Terrorists seek to subdue and coerce their targets, but ironically they may end up doing just the opposite. That’s the implication of new research by Inbal Gurari and colleagues, who’ve shown that thinking about terrorism enhances people’s self-esteem, as measured by an implicit test.
Fifty-two Jewish Irsaelis were told about recent terrorist attacks that had taken place in their country, and they were asked to indicate how many times over the last six months they’d been near to where those attacks occurred. The idea was that this would make them think about how close to danger they’d been. Participants who did this before their self-esteem was measured subsequently showed enhanced self-esteem compared with participants who had their self-esteem measured first, before thinking about the attacks.
The implicit measure of self-esteem was rather ingenious. Participants had to rate their preference for numbers and letters. Those participants displaying an abnormally high preference for letters that corresponded to their initials and to numbers corresponding to their birthday, were judged to have enhanced self-esteem.
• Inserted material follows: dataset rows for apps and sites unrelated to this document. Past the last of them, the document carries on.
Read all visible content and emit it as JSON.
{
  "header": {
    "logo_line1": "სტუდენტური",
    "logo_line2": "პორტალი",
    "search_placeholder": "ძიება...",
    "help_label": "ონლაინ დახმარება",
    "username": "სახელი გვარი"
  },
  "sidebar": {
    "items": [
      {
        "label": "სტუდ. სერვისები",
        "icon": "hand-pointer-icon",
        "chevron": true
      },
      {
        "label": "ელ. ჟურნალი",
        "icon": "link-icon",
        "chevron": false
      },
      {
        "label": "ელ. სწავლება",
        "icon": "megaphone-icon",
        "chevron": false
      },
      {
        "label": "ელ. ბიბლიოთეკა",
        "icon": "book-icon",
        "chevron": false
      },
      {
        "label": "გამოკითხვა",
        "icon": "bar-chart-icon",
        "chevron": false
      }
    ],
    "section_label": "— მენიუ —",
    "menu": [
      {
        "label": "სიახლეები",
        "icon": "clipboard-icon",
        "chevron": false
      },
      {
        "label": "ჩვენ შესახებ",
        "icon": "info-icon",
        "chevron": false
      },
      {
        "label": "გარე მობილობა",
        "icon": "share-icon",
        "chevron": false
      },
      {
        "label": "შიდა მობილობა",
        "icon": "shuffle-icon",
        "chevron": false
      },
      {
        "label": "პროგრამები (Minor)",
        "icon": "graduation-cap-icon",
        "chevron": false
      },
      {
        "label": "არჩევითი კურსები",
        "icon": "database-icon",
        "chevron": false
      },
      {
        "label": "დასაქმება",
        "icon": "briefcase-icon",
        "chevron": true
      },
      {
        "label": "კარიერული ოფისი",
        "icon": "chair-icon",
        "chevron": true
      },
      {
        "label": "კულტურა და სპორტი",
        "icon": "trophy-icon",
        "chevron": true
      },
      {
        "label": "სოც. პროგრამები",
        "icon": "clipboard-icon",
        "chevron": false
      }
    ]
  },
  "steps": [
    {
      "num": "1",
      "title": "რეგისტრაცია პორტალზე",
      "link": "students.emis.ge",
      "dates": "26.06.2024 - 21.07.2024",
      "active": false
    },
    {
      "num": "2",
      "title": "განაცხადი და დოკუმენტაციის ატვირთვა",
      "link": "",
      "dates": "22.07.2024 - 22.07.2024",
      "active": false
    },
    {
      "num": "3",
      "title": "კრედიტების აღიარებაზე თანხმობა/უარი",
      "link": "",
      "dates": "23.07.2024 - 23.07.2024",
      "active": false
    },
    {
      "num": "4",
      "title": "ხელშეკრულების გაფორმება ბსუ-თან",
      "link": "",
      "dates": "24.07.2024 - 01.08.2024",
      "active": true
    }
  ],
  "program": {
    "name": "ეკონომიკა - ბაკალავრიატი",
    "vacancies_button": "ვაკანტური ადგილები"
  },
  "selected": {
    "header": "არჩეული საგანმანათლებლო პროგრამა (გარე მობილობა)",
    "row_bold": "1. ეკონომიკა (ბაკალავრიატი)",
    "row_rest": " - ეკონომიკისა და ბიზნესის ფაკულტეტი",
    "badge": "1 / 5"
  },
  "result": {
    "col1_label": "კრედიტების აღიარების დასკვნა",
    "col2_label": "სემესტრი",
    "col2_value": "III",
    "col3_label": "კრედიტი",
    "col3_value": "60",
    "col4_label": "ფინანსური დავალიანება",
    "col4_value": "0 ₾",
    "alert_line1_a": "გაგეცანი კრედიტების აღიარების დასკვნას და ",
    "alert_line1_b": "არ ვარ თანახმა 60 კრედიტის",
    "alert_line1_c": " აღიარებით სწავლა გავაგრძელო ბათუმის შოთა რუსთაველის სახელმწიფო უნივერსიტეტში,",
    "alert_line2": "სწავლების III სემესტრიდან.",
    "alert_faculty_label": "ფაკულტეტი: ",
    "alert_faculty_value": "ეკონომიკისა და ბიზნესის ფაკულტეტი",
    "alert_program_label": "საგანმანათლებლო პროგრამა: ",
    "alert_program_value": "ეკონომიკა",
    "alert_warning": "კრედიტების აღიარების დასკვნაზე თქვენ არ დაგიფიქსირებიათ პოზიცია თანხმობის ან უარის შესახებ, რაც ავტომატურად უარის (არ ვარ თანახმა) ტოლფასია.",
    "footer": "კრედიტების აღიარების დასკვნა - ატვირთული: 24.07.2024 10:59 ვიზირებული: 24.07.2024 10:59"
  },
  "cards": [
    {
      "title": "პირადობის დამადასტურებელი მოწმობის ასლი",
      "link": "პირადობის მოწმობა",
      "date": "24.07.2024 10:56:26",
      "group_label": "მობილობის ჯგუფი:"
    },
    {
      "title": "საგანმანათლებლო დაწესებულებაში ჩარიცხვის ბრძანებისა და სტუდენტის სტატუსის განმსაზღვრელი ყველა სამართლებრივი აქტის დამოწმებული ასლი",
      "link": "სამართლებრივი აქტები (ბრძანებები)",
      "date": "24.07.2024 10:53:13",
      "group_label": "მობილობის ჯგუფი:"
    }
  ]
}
The findings are consistent with “terror-management theory”, which is the idea that reminders of our mortality leads us to seek comfort by boosting our self-esteem and seeking meaning in the world. The findings also match the way populations have been seen to respond after real-life terrorist attacks. For example, after 9/11 the American flag was flown, religious attendance rocketed and government approval ratings soared.
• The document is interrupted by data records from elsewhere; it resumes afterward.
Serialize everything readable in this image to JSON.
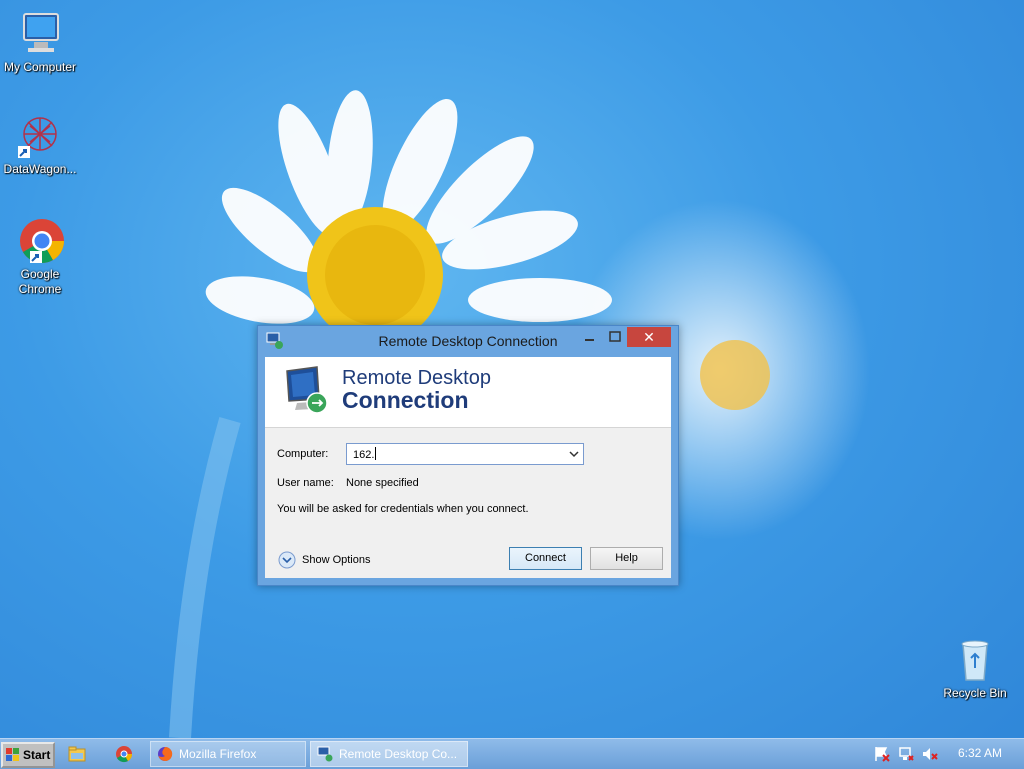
{
  "desktop": {
    "icons": [
      {
        "label": "My Computer",
        "icon": "computer-icon"
      },
      {
        "label": "DataWagon...",
        "icon": "datawagon-icon"
      },
      {
        "label_line1": "Google",
        "label_line2": "Chrome",
        "icon": "chrome-icon"
      },
      {
        "label": "Recycle Bin",
        "icon": "recycle-bin-icon"
      }
    ]
  },
  "dialog": {
    "title": "Remote Desktop Connection",
    "banner_line1": "Remote Desktop",
    "banner_line2": "Connection",
    "computer_label": "Computer:",
    "computer_value": "162.",
    "username_label": "User name:",
    "username_value": "None specified",
    "credentials_note": "You will be asked for credentials when you connect.",
    "show_options_label": "Show Options",
    "connect_label": "Connect",
    "help_label": "Help",
    "close_glyph": "✕",
    "accent_color": "#1f3c7a"
  },
  "taskbar": {
    "start_label": "Start",
    "tasks": [
      {
        "label": "Mozilla Firefox",
        "icon": "firefox-icon"
      },
      {
        "label": "Remote Desktop Co...",
        "icon": "remote-desktop-icon"
      }
    ],
    "clock": "6:32 AM"
  }
}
“The current research suggests that the goals of terrorism – to demoralise a population – may be thwarted in part by our automatic tendency to protect ourselves under mortality salience conditions,” the researchers said.
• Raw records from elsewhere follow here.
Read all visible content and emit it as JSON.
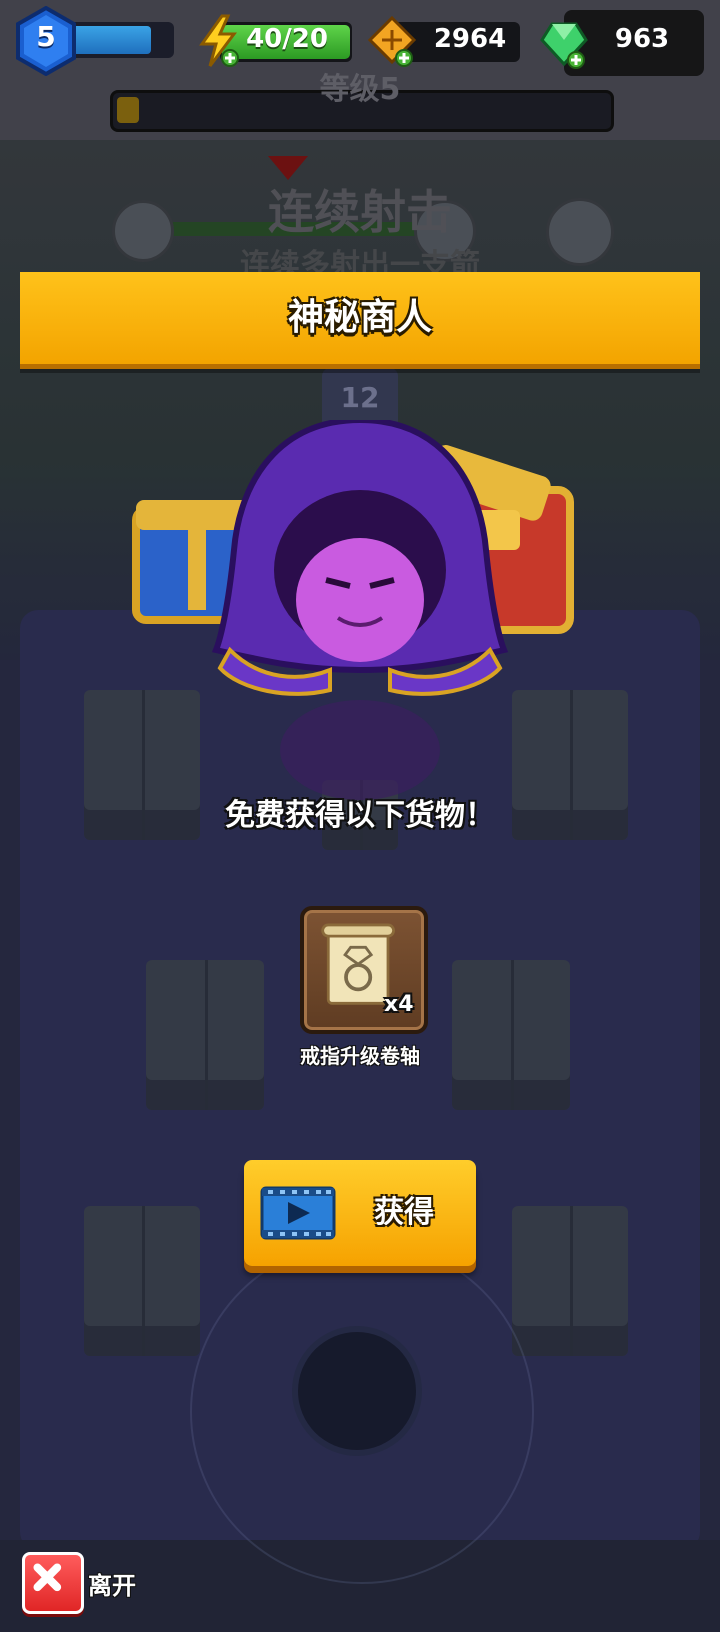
{
  "hud": {
    "player_level": "5",
    "xp_progress": 0.78,
    "energy": "40/20",
    "energy_fill": 1.0,
    "coins": "2964",
    "gems": "963"
  },
  "background": {
    "level_label": "等级5",
    "skill_title": "连续射击",
    "skill_desc": "连续多射出一支箭",
    "stage_number": "12"
  },
  "dialog": {
    "title": "神秘商人",
    "offer_text": "免费获得以下货物！",
    "item": {
      "icon": "ring-upgrade-scroll-icon",
      "quantity": "x4",
      "name": "戒指升级卷轴"
    },
    "get_button_label": "获得",
    "leave_label": "离开"
  },
  "colors": {
    "banner": "#f8b200",
    "button": "#fbb710",
    "energy": "#46b832",
    "xp": "#2b8ad6",
    "close": "#e63434"
  }
}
Link to related Digest item: “How thoughts of death turn to joy”.
Link to further related Digest item: “Baghdad teenagers show heightened sense of self in the face of war”.
Gurari, I., Strube, M., & Hetts, J. (2009). Death? Be Proud! The Ironic Effects of Terror Salience on Implicit Self-Esteem Journal of Applied Social Psychology, 39 (2), 494-507 DOI: 10.1111/j.1559-1816.2008.00448.x